**WORK REQUEST**
From the first line to the last, reproduce the data exactly.

**RECORDS FOR PROCESSING**
--------
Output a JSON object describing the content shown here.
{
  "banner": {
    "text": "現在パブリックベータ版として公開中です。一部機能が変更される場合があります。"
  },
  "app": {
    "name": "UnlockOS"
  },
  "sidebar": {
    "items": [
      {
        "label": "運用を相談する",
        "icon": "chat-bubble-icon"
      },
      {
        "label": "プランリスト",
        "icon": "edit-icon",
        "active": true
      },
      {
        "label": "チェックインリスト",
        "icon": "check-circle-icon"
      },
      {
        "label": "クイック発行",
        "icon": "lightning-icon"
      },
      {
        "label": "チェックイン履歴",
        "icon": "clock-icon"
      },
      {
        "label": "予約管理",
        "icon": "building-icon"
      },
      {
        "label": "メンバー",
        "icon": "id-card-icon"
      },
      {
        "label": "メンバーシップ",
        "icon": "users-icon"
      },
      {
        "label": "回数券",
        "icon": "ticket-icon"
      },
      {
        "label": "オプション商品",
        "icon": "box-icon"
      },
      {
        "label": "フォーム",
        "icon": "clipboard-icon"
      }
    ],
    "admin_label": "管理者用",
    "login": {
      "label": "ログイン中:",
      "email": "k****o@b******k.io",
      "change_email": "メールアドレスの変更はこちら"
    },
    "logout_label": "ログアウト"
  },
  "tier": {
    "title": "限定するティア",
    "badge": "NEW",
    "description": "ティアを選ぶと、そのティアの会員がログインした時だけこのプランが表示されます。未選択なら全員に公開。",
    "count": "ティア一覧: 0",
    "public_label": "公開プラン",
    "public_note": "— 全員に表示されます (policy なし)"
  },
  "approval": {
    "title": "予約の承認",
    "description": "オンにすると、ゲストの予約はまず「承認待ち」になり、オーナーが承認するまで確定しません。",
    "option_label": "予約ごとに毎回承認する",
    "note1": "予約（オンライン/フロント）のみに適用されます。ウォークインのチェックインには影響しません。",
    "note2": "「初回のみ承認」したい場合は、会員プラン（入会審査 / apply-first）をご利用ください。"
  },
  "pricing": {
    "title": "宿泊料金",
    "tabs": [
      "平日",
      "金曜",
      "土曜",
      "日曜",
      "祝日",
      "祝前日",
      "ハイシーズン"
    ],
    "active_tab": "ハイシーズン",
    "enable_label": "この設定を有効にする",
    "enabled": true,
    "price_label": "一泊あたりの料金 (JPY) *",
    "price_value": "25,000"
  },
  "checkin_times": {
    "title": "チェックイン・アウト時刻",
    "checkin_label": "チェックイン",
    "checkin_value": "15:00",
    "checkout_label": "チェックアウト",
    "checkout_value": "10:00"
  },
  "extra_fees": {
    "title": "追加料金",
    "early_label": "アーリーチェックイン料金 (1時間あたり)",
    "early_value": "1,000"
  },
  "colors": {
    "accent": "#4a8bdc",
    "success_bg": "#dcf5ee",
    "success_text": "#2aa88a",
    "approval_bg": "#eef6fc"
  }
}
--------
**RESULT BELOW**
Output a JSON object describing the content shown here.
{
  "banner": {
    "text": "現在パブリックベータ版として公開中です。一部機能が変更される場合があります。"
  },
  "app": {
    "name": "UnlockOS"
  },
  "sidebar": {
    "items": [
      {
        "label": "運用を相談する",
        "icon": "chat-bubble-icon"
      },
      {
        "label": "プランリスト",
        "icon": "edit-icon",
        "active": true
      },
      {
        "label": "チェックインリスト",
        "icon": "check-circle-icon"
      },
      {
        "label": "クイック発行",
        "icon": "lightning-icon"
      },
      {
        "label": "チェックイン履歴",
        "icon": "clock-icon"
      },
      {
        "label": "予約管理",
        "icon": "building-icon"
      },
      {
        "label": "メンバー",
        "icon": "id-card-icon"
      },
      {
        "label": "メンバーシップ",
        "icon": "users-icon"
      },
      {
        "label": "回数券",
        "icon": "ticket-icon"
      },
      {
        "label": "オプション商品",
        "icon": "box-icon"
      },
      {
        "label": "フォーム",
        "icon": "clipboard-icon"
      }
    ],
    "admin_label": "管理者用",
    "login": {
      "label": "ログイン中:",
      "email": "k****o@b******k.io",
      "change_email": "メールアドレスの変更はこちら"
    },
    "logout_label": "ログアウト"
  },
  "tier": {
    "title": "限定するティア",
    "badge": "NEW",
    "description": "ティアを選ぶと、そのティアの会員がログインした時だけこのプランが表示されます。未選択なら全員に公開。",
    "count": "ティア一覧: 0",
    "public_label": "公開プラン",
    "public_note": "— 全員に表示されます (policy なし)"
  },
  "approval": {
    "title": "予約の承認",
    "description": "オンにすると、ゲストの予約はまず「承認待ち」になり、オーナーが承認するまで確定しません。",
    "option_label": "予約ごとに毎回承認する",
    "note1": "予約（オンライン/フロント）のみに適用されます。ウォークインのチェックインには影響しません。",
    "note2": "「初回のみ承認」したい場合は、会員プラン（入会審査 / apply-first）をご利用ください。"
  },
  "pricing": {
    "title": "宿泊料金",
    "tabs": [
      "平日",
      "金曜",
      "土曜",
      "日曜",
      "祝日",
      "祝前日",
      "ハイシーズン"
    ],
    "active_tab": "ハイシーズン",
    "enable_label": "この設定を有効にする",
    "enabled": true,
    "price_label": "一泊あたりの料金 (JPY) *",
    "price_value": "25,000"
  },
  "checkin_times": {
    "title": "チェックイン・アウト時刻",
    "checkin_label": "チェックイン",
    "checkin_value": "15:00",
    "checkout_label": "チェックアウト",
    "checkout_value": "10:00"
  },
  "extra_fees": {
    "title": "追加料金",
    "early_label": "アーリーチェックイン料金 (1時間あたり)",
    "early_value": "1,000"
  },
  "colors": {
    "accent": "#4a8bdc",
    "success_bg": "#dcf5ee",
    "success_text": "#2aa88a",
    "approval_bg": "#eef6fc"
  }
}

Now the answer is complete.